■ WHAT TO PRODUCE ■
Could you show each line of the records that contains the word "text"?

Items from a data source:
^^^^

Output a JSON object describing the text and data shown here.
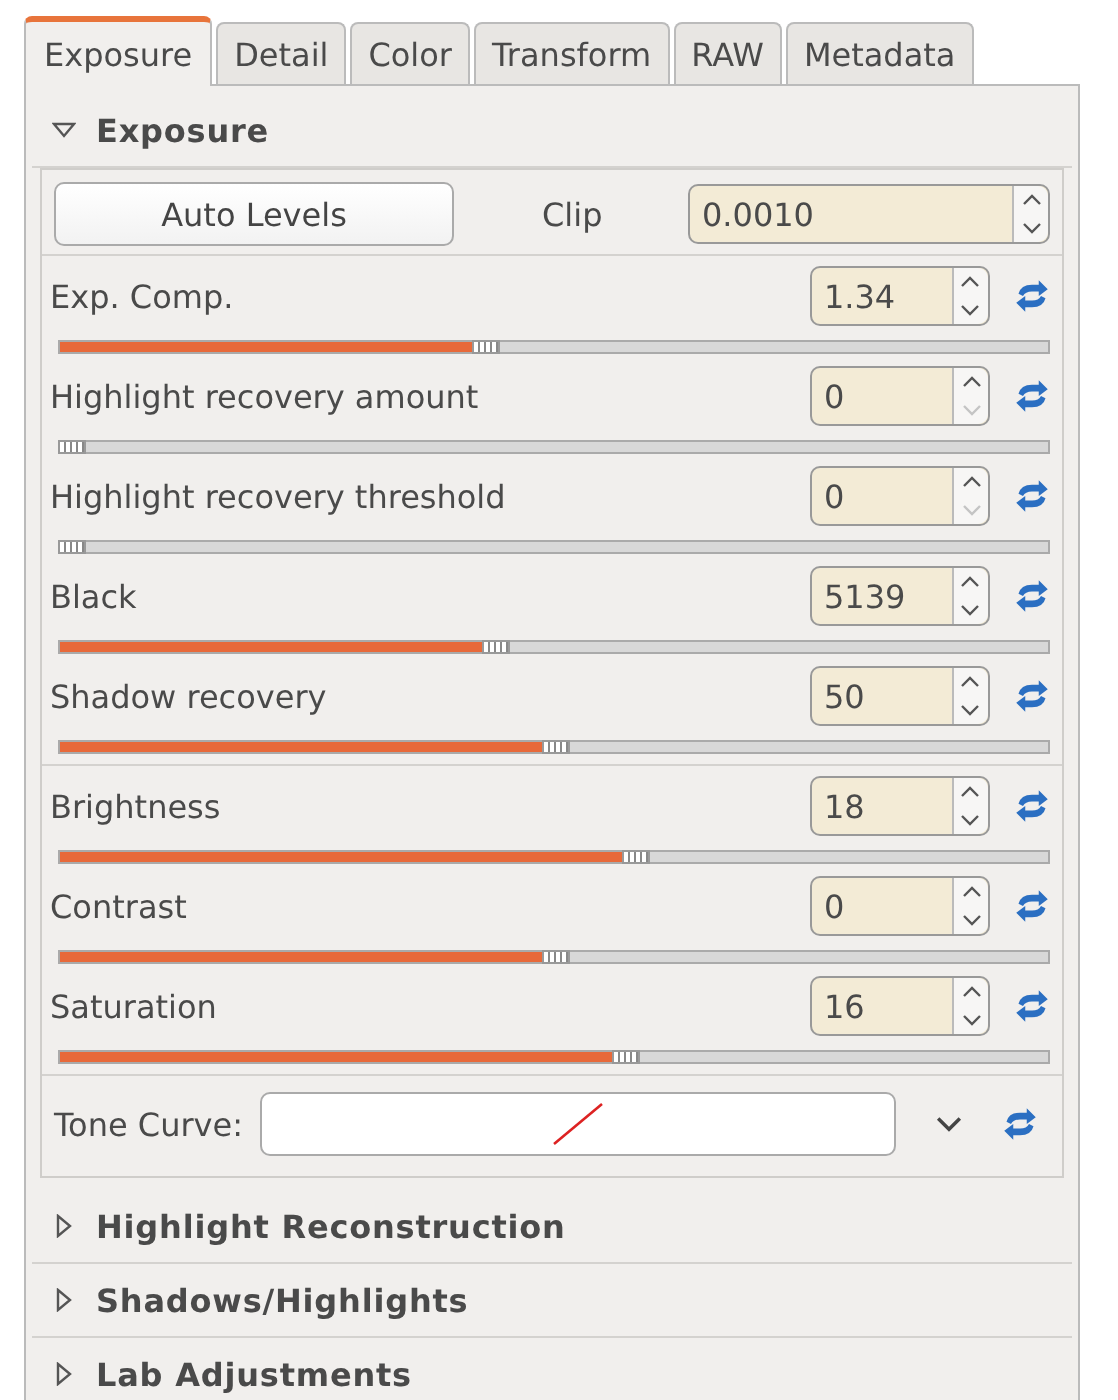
{
  "tabs": [
    {
      "label": "Exposure",
      "selected": true
    },
    {
      "label": "Detail",
      "selected": false
    },
    {
      "label": "Color",
      "selected": false
    },
    {
      "label": "Transform",
      "selected": false
    },
    {
      "label": "RAW",
      "selected": false
    },
    {
      "label": "Metadata",
      "selected": false
    }
  ],
  "sections": [
    {
      "title": "Exposure",
      "expanded": true
    },
    {
      "title": "Highlight Reconstruction",
      "expanded": false
    },
    {
      "title": "Shadows/Highlights",
      "expanded": false
    },
    {
      "title": "Lab Adjustments",
      "expanded": false
    }
  ],
  "auto_levels": {
    "button": "Auto Levels",
    "clip_label": "Clip",
    "clip_value": "0.0010"
  },
  "slider_groups": [
    [
      {
        "label": "Exp. Comp.",
        "value": "1.34",
        "level": 0.42,
        "down_disabled": false
      },
      {
        "label": "Highlight recovery amount",
        "value": "0",
        "level": 0,
        "down_disabled": true
      },
      {
        "label": "Highlight recovery threshold",
        "value": "0",
        "level": 0,
        "down_disabled": true
      },
      {
        "label": "Black",
        "value": "5139",
        "level": 0.43,
        "down_disabled": false
      },
      {
        "label": "Shadow recovery",
        "value": "50",
        "level": 0.49,
        "down_disabled": false
      }
    ],
    [
      {
        "label": "Brightness",
        "value": "18",
        "level": 0.57,
        "down_disabled": false
      },
      {
        "label": "Contrast",
        "value": "0",
        "level": 0.49,
        "down_disabled": false
      },
      {
        "label": "Saturation",
        "value": "16",
        "level": 0.56,
        "down_disabled": false
      }
    ]
  ],
  "tone_curve": {
    "label": "Tone Curve:"
  }
}
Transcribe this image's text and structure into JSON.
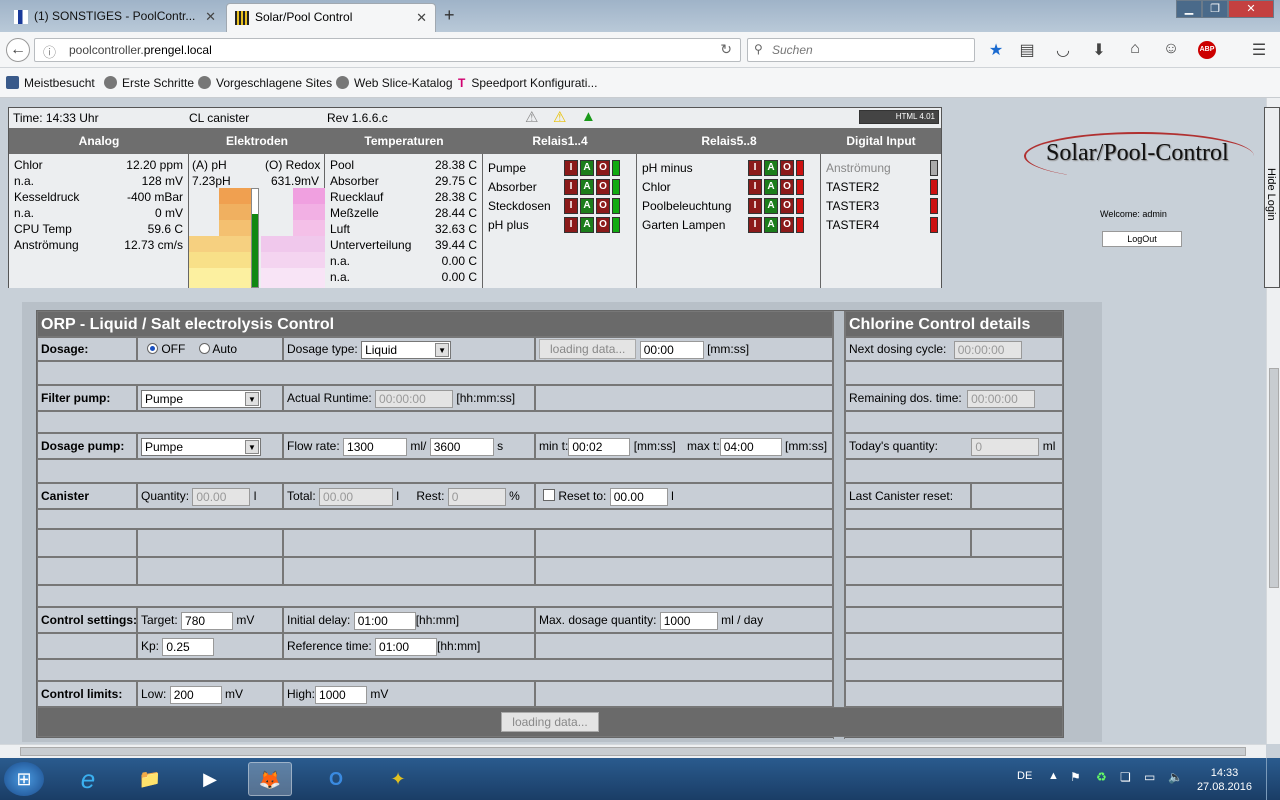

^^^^

■ FINISHED TASK ■
Output a JSON object describing the text and data shown here.
Transcribe this image's text and structure into JSON.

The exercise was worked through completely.